#  example: lvcreate -n data -L 20G vg1
  1. Create file-system: (‘ext4’ in this case)

mkfs.ext4 /dev/mapper/<NAME-OF-VOLUME-GROUP>-<NAME-OF-NEW-VOLUME>
#  example: mkfs.ext4 /dev/mapper/vg1-data
  1. Mount volume:

# 1. create mount directory
mkdir -p /<PATH-TO-MOUNTPOINT>
#  example: mkdir -p /mnt/data

# 2. mount permanently
# 2.1. edit fstab-config
sudo nano /etc/fstab

# 2.2. append line
/dev/mapper/<NAME-OF-VOLUME-GROUP>-<NAME-OF-NEW-VOLUME> /<PATH-TO-MOUNTPOINT> <NAME-OF-FILESYSTEM> defaults 0 2
#  example: /dev/mapper/vg1-data /mnt/data ext4 defaults 0 2

# 2.3. save and exit
# 2.4. mount
sudo mount -a

# check if volume was mounted correctly (yes - if shown in output)
mount | grep "/<PATH-TO-MOUNTPOINT>"
#  example: mount | grep "/mnt/data"

Resize

Warning

If you don’t know what you are doing => you should not make changes like these on an important system!

You might BREAK YOU SYSTEM!!

Try it on an useless VM and play around with it or leave it to the pros.

We need to go through these steps:

  1. Extend the physical drive or partition

1.1. Drive

You might need to resize the disk in your virtual environment/hypervisor.

1.2. Partition - entering fdisk
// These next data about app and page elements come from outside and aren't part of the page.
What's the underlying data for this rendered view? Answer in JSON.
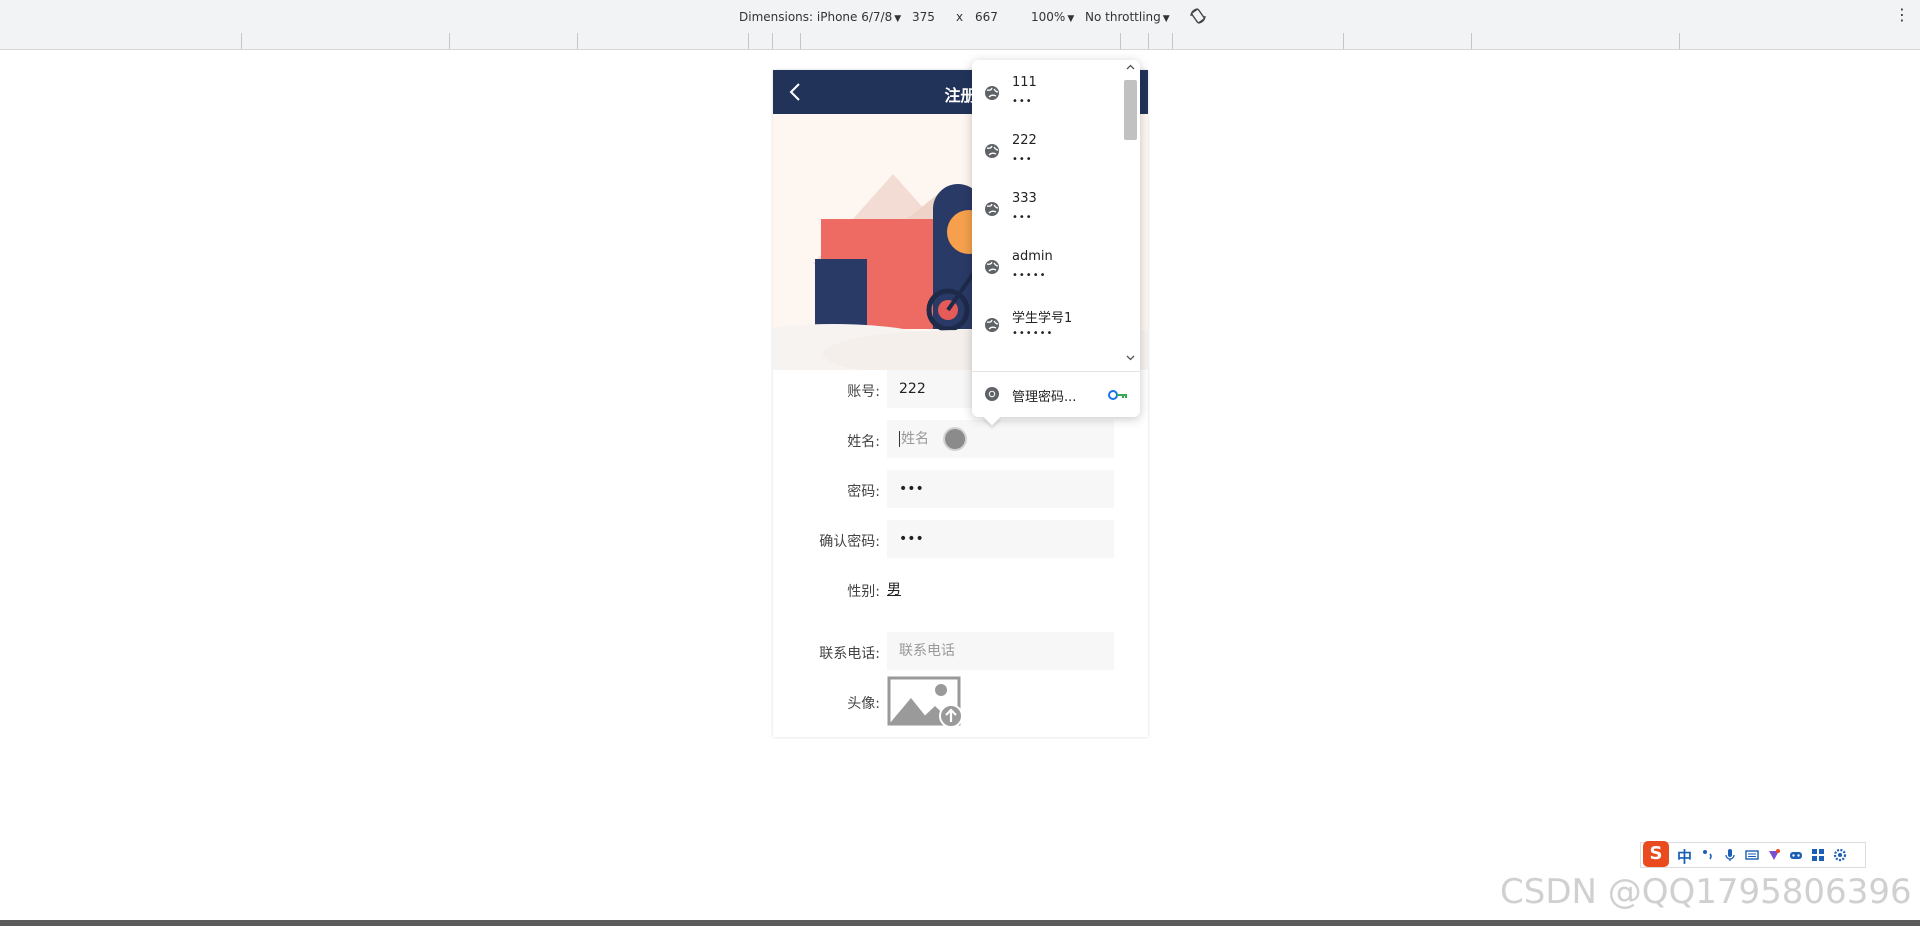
{
  "devtools": {
    "dimensions_label": "Dimensions: iPhone 6/7/8",
    "width": "375",
    "times": "x",
    "height": "667",
    "zoom": "100%",
    "throttling": "No throttling",
    "rotate_icon": "rotate-icon",
    "more_icon": "vertical-dots-icon"
  },
  "page": {
    "nav_title": "注册",
    "back_icon": "chevron-left-icon",
    "nav_color": "#22335a"
  },
  "form": {
    "account_label": "账号:",
    "account_value": "222",
    "name_label": "姓名:",
    "name_placeholder": "姓名",
    "password_label": "密码:",
    "password_value": "•••",
    "confirm_label": "确认密码:",
    "confirm_value": "•••",
    "gender_label": "性别:",
    "gender_value": "男",
    "phone_label": "联系电话:",
    "phone_placeholder": "联系电话",
    "avatar_label": "头像:",
    "avatar_icon": "image-upload-icon"
  },
  "autofill": {
    "items": [
      {
        "username": "111",
        "password": "•••"
      },
      {
        "username": "222",
        "password": "•••"
      },
      {
        "username": "333",
        "password": "•••"
      },
      {
        "username": "admin",
        "password": "•••••"
      },
      {
        "username": "学生学号1",
        "password": "••••••"
      }
    ],
    "manage_label": "管理密码...",
    "item_icon": "globe-icon",
    "manage_icon": "chrome-icon",
    "key_icon": "key-icon"
  },
  "ime": {
    "logo": "S",
    "mode": "中"
  },
  "watermark": "CSDN @QQ1795806396"
}
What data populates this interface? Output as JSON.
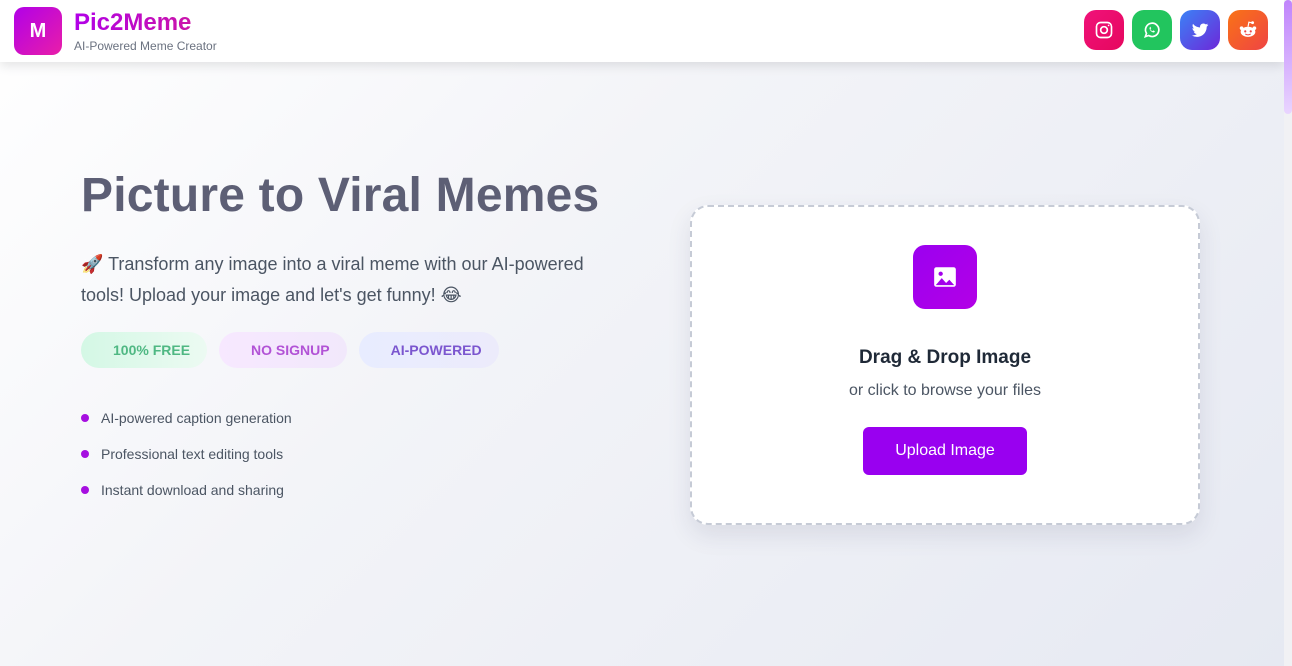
{
  "header": {
    "logo_letter": "M",
    "title": "Pic2Meme",
    "subtitle": "AI-Powered Meme Creator",
    "socials": [
      {
        "name": "instagram-icon",
        "color": "#f0127a"
      },
      {
        "name": "whatsapp-icon",
        "color": "#22c55e"
      },
      {
        "name": "twitter-icon",
        "color": "#4f46e5"
      },
      {
        "name": "reddit-icon",
        "color": "#f4511e"
      }
    ]
  },
  "hero": {
    "title": "Picture to Viral Memes",
    "description": "🚀 Transform any image into a viral meme with our AI-powered tools! Upload your image and let's get funny! 😂",
    "badges": [
      "100% FREE",
      "NO SIGNUP",
      "AI-POWERED"
    ],
    "features": [
      "AI-powered caption generation",
      "Professional text editing tools",
      "Instant download and sharing"
    ]
  },
  "upload": {
    "icon": "image-icon",
    "title": "Drag & Drop Image",
    "subtitle": "or click to browse your files",
    "button_label": "Upload Image"
  },
  "colors": {
    "accent": "#9900f0",
    "title_text": "#5d5f75"
  }
}
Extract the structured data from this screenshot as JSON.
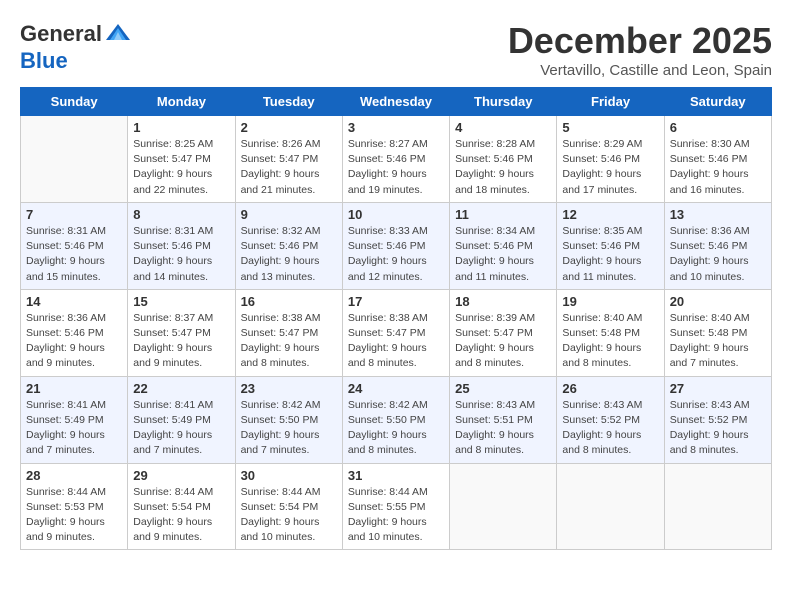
{
  "header": {
    "logo_general": "General",
    "logo_blue": "Blue",
    "month_title": "December 2025",
    "location": "Vertavillo, Castille and Leon, Spain"
  },
  "weekdays": [
    "Sunday",
    "Monday",
    "Tuesday",
    "Wednesday",
    "Thursday",
    "Friday",
    "Saturday"
  ],
  "weeks": [
    [
      {
        "day": "",
        "sunrise": "",
        "sunset": "",
        "daylight": ""
      },
      {
        "day": "1",
        "sunrise": "Sunrise: 8:25 AM",
        "sunset": "Sunset: 5:47 PM",
        "daylight": "Daylight: 9 hours and 22 minutes."
      },
      {
        "day": "2",
        "sunrise": "Sunrise: 8:26 AM",
        "sunset": "Sunset: 5:47 PM",
        "daylight": "Daylight: 9 hours and 21 minutes."
      },
      {
        "day": "3",
        "sunrise": "Sunrise: 8:27 AM",
        "sunset": "Sunset: 5:46 PM",
        "daylight": "Daylight: 9 hours and 19 minutes."
      },
      {
        "day": "4",
        "sunrise": "Sunrise: 8:28 AM",
        "sunset": "Sunset: 5:46 PM",
        "daylight": "Daylight: 9 hours and 18 minutes."
      },
      {
        "day": "5",
        "sunrise": "Sunrise: 8:29 AM",
        "sunset": "Sunset: 5:46 PM",
        "daylight": "Daylight: 9 hours and 17 minutes."
      },
      {
        "day": "6",
        "sunrise": "Sunrise: 8:30 AM",
        "sunset": "Sunset: 5:46 PM",
        "daylight": "Daylight: 9 hours and 16 minutes."
      }
    ],
    [
      {
        "day": "7",
        "sunrise": "Sunrise: 8:31 AM",
        "sunset": "Sunset: 5:46 PM",
        "daylight": "Daylight: 9 hours and 15 minutes."
      },
      {
        "day": "8",
        "sunrise": "Sunrise: 8:31 AM",
        "sunset": "Sunset: 5:46 PM",
        "daylight": "Daylight: 9 hours and 14 minutes."
      },
      {
        "day": "9",
        "sunrise": "Sunrise: 8:32 AM",
        "sunset": "Sunset: 5:46 PM",
        "daylight": "Daylight: 9 hours and 13 minutes."
      },
      {
        "day": "10",
        "sunrise": "Sunrise: 8:33 AM",
        "sunset": "Sunset: 5:46 PM",
        "daylight": "Daylight: 9 hours and 12 minutes."
      },
      {
        "day": "11",
        "sunrise": "Sunrise: 8:34 AM",
        "sunset": "Sunset: 5:46 PM",
        "daylight": "Daylight: 9 hours and 11 minutes."
      },
      {
        "day": "12",
        "sunrise": "Sunrise: 8:35 AM",
        "sunset": "Sunset: 5:46 PM",
        "daylight": "Daylight: 9 hours and 11 minutes."
      },
      {
        "day": "13",
        "sunrise": "Sunrise: 8:36 AM",
        "sunset": "Sunset: 5:46 PM",
        "daylight": "Daylight: 9 hours and 10 minutes."
      }
    ],
    [
      {
        "day": "14",
        "sunrise": "Sunrise: 8:36 AM",
        "sunset": "Sunset: 5:46 PM",
        "daylight": "Daylight: 9 hours and 9 minutes."
      },
      {
        "day": "15",
        "sunrise": "Sunrise: 8:37 AM",
        "sunset": "Sunset: 5:47 PM",
        "daylight": "Daylight: 9 hours and 9 minutes."
      },
      {
        "day": "16",
        "sunrise": "Sunrise: 8:38 AM",
        "sunset": "Sunset: 5:47 PM",
        "daylight": "Daylight: 9 hours and 8 minutes."
      },
      {
        "day": "17",
        "sunrise": "Sunrise: 8:38 AM",
        "sunset": "Sunset: 5:47 PM",
        "daylight": "Daylight: 9 hours and 8 minutes."
      },
      {
        "day": "18",
        "sunrise": "Sunrise: 8:39 AM",
        "sunset": "Sunset: 5:47 PM",
        "daylight": "Daylight: 9 hours and 8 minutes."
      },
      {
        "day": "19",
        "sunrise": "Sunrise: 8:40 AM",
        "sunset": "Sunset: 5:48 PM",
        "daylight": "Daylight: 9 hours and 8 minutes."
      },
      {
        "day": "20",
        "sunrise": "Sunrise: 8:40 AM",
        "sunset": "Sunset: 5:48 PM",
        "daylight": "Daylight: 9 hours and 7 minutes."
      }
    ],
    [
      {
        "day": "21",
        "sunrise": "Sunrise: 8:41 AM",
        "sunset": "Sunset: 5:49 PM",
        "daylight": "Daylight: 9 hours and 7 minutes."
      },
      {
        "day": "22",
        "sunrise": "Sunrise: 8:41 AM",
        "sunset": "Sunset: 5:49 PM",
        "daylight": "Daylight: 9 hours and 7 minutes."
      },
      {
        "day": "23",
        "sunrise": "Sunrise: 8:42 AM",
        "sunset": "Sunset: 5:50 PM",
        "daylight": "Daylight: 9 hours and 7 minutes."
      },
      {
        "day": "24",
        "sunrise": "Sunrise: 8:42 AM",
        "sunset": "Sunset: 5:50 PM",
        "daylight": "Daylight: 9 hours and 8 minutes."
      },
      {
        "day": "25",
        "sunrise": "Sunrise: 8:43 AM",
        "sunset": "Sunset: 5:51 PM",
        "daylight": "Daylight: 9 hours and 8 minutes."
      },
      {
        "day": "26",
        "sunrise": "Sunrise: 8:43 AM",
        "sunset": "Sunset: 5:52 PM",
        "daylight": "Daylight: 9 hours and 8 minutes."
      },
      {
        "day": "27",
        "sunrise": "Sunrise: 8:43 AM",
        "sunset": "Sunset: 5:52 PM",
        "daylight": "Daylight: 9 hours and 8 minutes."
      }
    ],
    [
      {
        "day": "28",
        "sunrise": "Sunrise: 8:44 AM",
        "sunset": "Sunset: 5:53 PM",
        "daylight": "Daylight: 9 hours and 9 minutes."
      },
      {
        "day": "29",
        "sunrise": "Sunrise: 8:44 AM",
        "sunset": "Sunset: 5:54 PM",
        "daylight": "Daylight: 9 hours and 9 minutes."
      },
      {
        "day": "30",
        "sunrise": "Sunrise: 8:44 AM",
        "sunset": "Sunset: 5:54 PM",
        "daylight": "Daylight: 9 hours and 10 minutes."
      },
      {
        "day": "31",
        "sunrise": "Sunrise: 8:44 AM",
        "sunset": "Sunset: 5:55 PM",
        "daylight": "Daylight: 9 hours and 10 minutes."
      },
      {
        "day": "",
        "sunrise": "",
        "sunset": "",
        "daylight": ""
      },
      {
        "day": "",
        "sunrise": "",
        "sunset": "",
        "daylight": ""
      },
      {
        "day": "",
        "sunrise": "",
        "sunset": "",
        "daylight": ""
      }
    ]
  ]
}
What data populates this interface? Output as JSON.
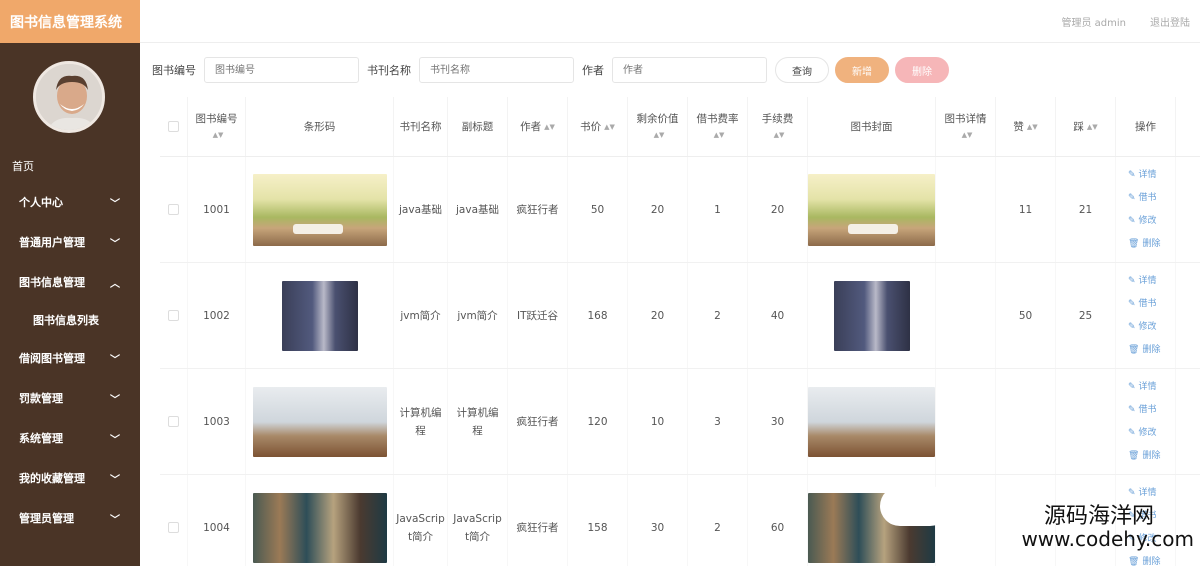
{
  "app": {
    "title": "图书信息管理系统"
  },
  "header": {
    "user": "管理员 admin",
    "logout": "退出登陆"
  },
  "sidebar": {
    "home": "首页",
    "items": [
      {
        "label": "个人中心",
        "chevron": "﹀"
      },
      {
        "label": "普通用户管理",
        "chevron": "﹀"
      },
      {
        "label": "图书信息管理",
        "chevron": "︿"
      },
      {
        "label": "图书信息列表",
        "chevron": ""
      },
      {
        "label": "借阅图书管理",
        "chevron": "﹀"
      },
      {
        "label": "罚款管理",
        "chevron": "﹀"
      },
      {
        "label": "系统管理",
        "chevron": "﹀"
      },
      {
        "label": "我的收藏管理",
        "chevron": "﹀"
      },
      {
        "label": "管理员管理",
        "chevron": "﹀"
      }
    ]
  },
  "search": {
    "label_id": "图书编号",
    "placeholder_id": "图书编号",
    "label_name": "书刊名称",
    "placeholder_name": "书刊名称",
    "label_author": "作者",
    "placeholder_author": "作者",
    "query": "查询",
    "add": "新增",
    "delete": "删除"
  },
  "table": {
    "headers": {
      "id": "图书编号",
      "barcode": "条形码",
      "name": "书刊名称",
      "subtitle": "副标题",
      "author": "作者",
      "price": "书价",
      "remain": "剩余价值",
      "rate": "借书费率",
      "fee": "手续费",
      "cover": "图书封面",
      "detail": "图书详情",
      "like": "赞",
      "dislike": "踩",
      "ops": "操作"
    },
    "ops": {
      "detail": "详情",
      "borrow": "借书",
      "edit": "修改",
      "delete": "删除"
    },
    "rows": [
      {
        "id": "1001",
        "name": "java基础",
        "subtitle": "java基础",
        "author": "疯狂行者",
        "price": "50",
        "remain": "20",
        "rate": "1",
        "fee": "20",
        "like": "11",
        "dislike": "21"
      },
      {
        "id": "1002",
        "name": "jvm简介",
        "subtitle": "jvm简介",
        "author": "IT跃迁谷",
        "price": "168",
        "remain": "20",
        "rate": "2",
        "fee": "40",
        "like": "50",
        "dislike": "25"
      },
      {
        "id": "1003",
        "name": "计算机编程",
        "subtitle": "计算机编程",
        "author": "疯狂行者",
        "price": "120",
        "remain": "10",
        "rate": "3",
        "fee": "30",
        "like": "",
        "dislike": ""
      },
      {
        "id": "1004",
        "name": "JavaScript简介",
        "subtitle": "JavaScript简介",
        "author": "疯狂行者",
        "price": "158",
        "remain": "30",
        "rate": "2",
        "fee": "60",
        "like": "",
        "dislike": ""
      }
    ]
  },
  "watermark": {
    "line1": "源码海洋网",
    "line2": "www.codehy.com"
  }
}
# start fdisk targeting the modified disk
fdisk /dev/<NAME-OF-DISK>
#  example: fdisk /dev/sdb

# show current partition layout
p

1.3. Partition - direct vs nested

Sometimes the target partition might be encapsulated inside an ‘extended’ partition.

It might look like this:

fdisk -l /dev/sda
> Device     Boot   Start      End  Sectors  Size Id Type
> /dev/sda1  *       2048   999423   997376  487M 83 Linux
> /dev/sda2       1001470 25163775 24162306 11.5G  5 Extended
> /dev/sda5       1001472 25163775 24162304 11.5G 8e Linux LVM

In that case you will have to delete and re-add both of these partitions to extend them.

# delete partition you want to extend
d
=> number of partition

# delete the extended partition
d
=> number of partition

# re-create the extended partition
n
=> choose 'extended'
e
=> enter or choose custom partition number
=> enter
=> enter

# re-create the target partition
n
=> enter
=> enter
=> remove the Signature?
n  # else your LVM config will be gone

# modify partition type
t
=> enter partition number
8e  # for LVM disk

# verify the layout is the same as before (except being bigger)
p

# save and write
w

# example:
fdisk /dev/sda
d ENTER 5 ENTER
d ENTER 2 ENTER
n ENTER e ENTER 2 ENTER ENTER ENTER
n ENTER ENTER n ENTER
t ENTER 5 ENTER 8e ENTER
w

If that is not the case it is a little easier:

# delete partition you want to extend
d
=> number of partition to increase

# re-create the partition
n
=> enter or choose custom partition number
=> enter
=> enter
=> remove the Signature?
n  # else your LVM config will be gone

# modify partition type
t
=> enter partition number
8e  # for LVM disk

# verify the layout is the same as before (except being bigger)
p

# save and write
w

# example:
fdisk /dev/sda
d ENTER 2 ENTER
n ENTER p ENTER 2 ENTER ENTER ENTER n ENTER
t ENTER 2 ENTER 8e ENTER
w
  1. Resize the LVM physical volume

pvresize /dev/sdX
  1. Extend the LVM volume group

vgextend vg0 /dev/sdX
  1. Extend the LVM logical volume

lvextend /dev/vg0/lv1 -L 20GB
  1. Update the partition size

resize2fs /dev/mapper/vg0-lv1
#!/bin/bash
PD='sda'
LVM_PV="${PD}2"
LVM_VG='vg0'
LVM_LV='lv1'
EXT='20GB'

fdisk "/dev/${PD}"
pvresize "/dev/${LVM_PV}"
vgextend "${LVM_VG}" "/dev/${LVM_PV}"
lvextend "/dev/${LVM_VG}/${LVM_LV}" -L "${EXT}"
resize2fs "/dev/mapper/${LVM_VG}-${LVM_LV}"